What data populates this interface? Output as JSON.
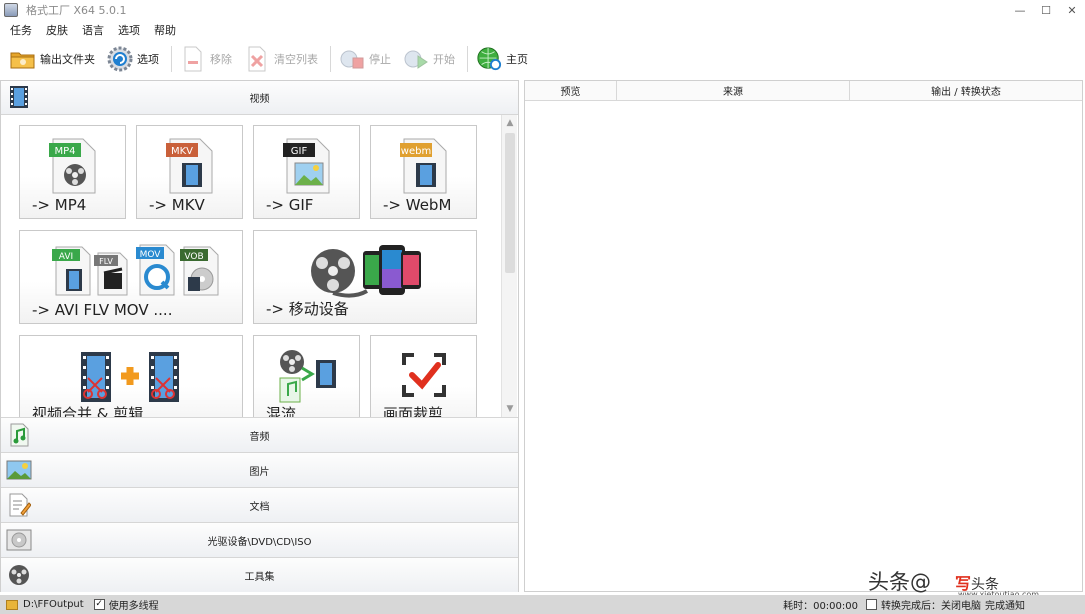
{
  "window": {
    "title": "格式工厂 X64 5.0.1",
    "controls": [
      "—",
      "☐",
      "✕"
    ]
  },
  "menu": [
    "任务",
    "皮肤",
    "语言",
    "选项",
    "帮助"
  ],
  "toolbar": {
    "output_folder": "输出文件夹",
    "options": "选项",
    "remove": "移除",
    "clear_list": "清空列表",
    "stop": "停止",
    "start": "开始",
    "home": "主页"
  },
  "categories": {
    "video": "视频",
    "audio": "音频",
    "image": "图片",
    "document": "文档",
    "optical": "光驱设备\\DVD\\CD\\ISO",
    "tools": "工具集"
  },
  "tiles": {
    "mp4": {
      "label": "-> MP4",
      "badge": "MP4"
    },
    "mkv": {
      "label": "-> MKV",
      "badge": "MKV"
    },
    "gif": {
      "label": "-> GIF",
      "badge": "GIF"
    },
    "webm": {
      "label": "-> WebM",
      "badge": "webm"
    },
    "multi": {
      "label": "-> AVI FLV MOV ....",
      "badges": [
        "AVI",
        "FLV",
        "MOV",
        "VOB"
      ]
    },
    "mobile": {
      "label": "-> 移动设备"
    },
    "merge": {
      "label": "视频合并 & 剪辑"
    },
    "mux": {
      "label": "混流"
    },
    "crop": {
      "label": "画面裁剪"
    }
  },
  "task_list": {
    "columns": [
      "预览",
      "来源",
      "输出 / 转换状态"
    ]
  },
  "status": {
    "output_path": "D:\\FFOutput",
    "multithread_label": "使用多线程",
    "multithread_checked": true,
    "elapsed": "耗时：00:00:00",
    "after_convert_label": "转换完成后：关闭电脑",
    "notify_label": "完成通知"
  },
  "watermark": {
    "text1": "头条@",
    "text2_red": "写",
    "text2_rest": "头条",
    "url": "www.xietoutiao.com"
  },
  "colors": {
    "accent_blue": "#1f7fd0",
    "green": "#3fae3f",
    "red": "#e0301e",
    "status_bar": "#d7d7d7"
  }
}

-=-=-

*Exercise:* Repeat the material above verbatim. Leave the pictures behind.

*Answer to the exercise:*
What data populates this interface? Output as JSON.
{
  "window": {
    "title": "格式工厂 X64 5.0.1",
    "controls": [
      "—",
      "☐",
      "✕"
    ]
  },
  "menu": [
    "任务",
    "皮肤",
    "语言",
    "选项",
    "帮助"
  ],
  "toolbar": {
    "output_folder": "输出文件夹",
    "options": "选项",
    "remove": "移除",
    "clear_list": "清空列表",
    "stop": "停止",
    "start": "开始",
    "home": "主页"
  },
  "categories": {
    "video": "视频",
    "audio": "音频",
    "image": "图片",
    "document": "文档",
    "optical": "光驱设备\\DVD\\CD\\ISO",
    "tools": "工具集"
  },
  "tiles": {
    "mp4": {
      "label": "-> MP4",
      "badge": "MP4"
    },
    "mkv": {
      "label": "-> MKV",
      "badge": "MKV"
    },
    "gif": {
      "label": "-> GIF",
      "badge": "GIF"
    },
    "webm": {
      "label": "-> WebM",
      "badge": "webm"
    },
    "multi": {
      "label": "-> AVI FLV MOV ....",
      "badges": [
        "AVI",
        "FLV",
        "MOV",
        "VOB"
      ]
    },
    "mobile": {
      "label": "-> 移动设备"
    },
    "merge": {
      "label": "视频合并 & 剪辑"
    },
    "mux": {
      "label": "混流"
    },
    "crop": {
      "label": "画面裁剪"
    }
  },
  "task_list": {
    "columns": [
      "预览",
      "来源",
      "输出 / 转换状态"
    ]
  },
  "status": {
    "output_path": "D:\\FFOutput",
    "multithread_label": "使用多线程",
    "multithread_checked": true,
    "elapsed": "耗时：00:00:00",
    "after_convert_label": "转换完成后：关闭电脑",
    "notify_label": "完成通知"
  },
  "watermark": {
    "text1": "头条@",
    "text2_red": "写",
    "text2_rest": "头条",
    "url": "www.xietoutiao.com"
  },
  "colors": {
    "accent_blue": "#1f7fd0",
    "green": "#3fae3f",
    "red": "#e0301e",
    "status_bar": "#d7d7d7"
  }
}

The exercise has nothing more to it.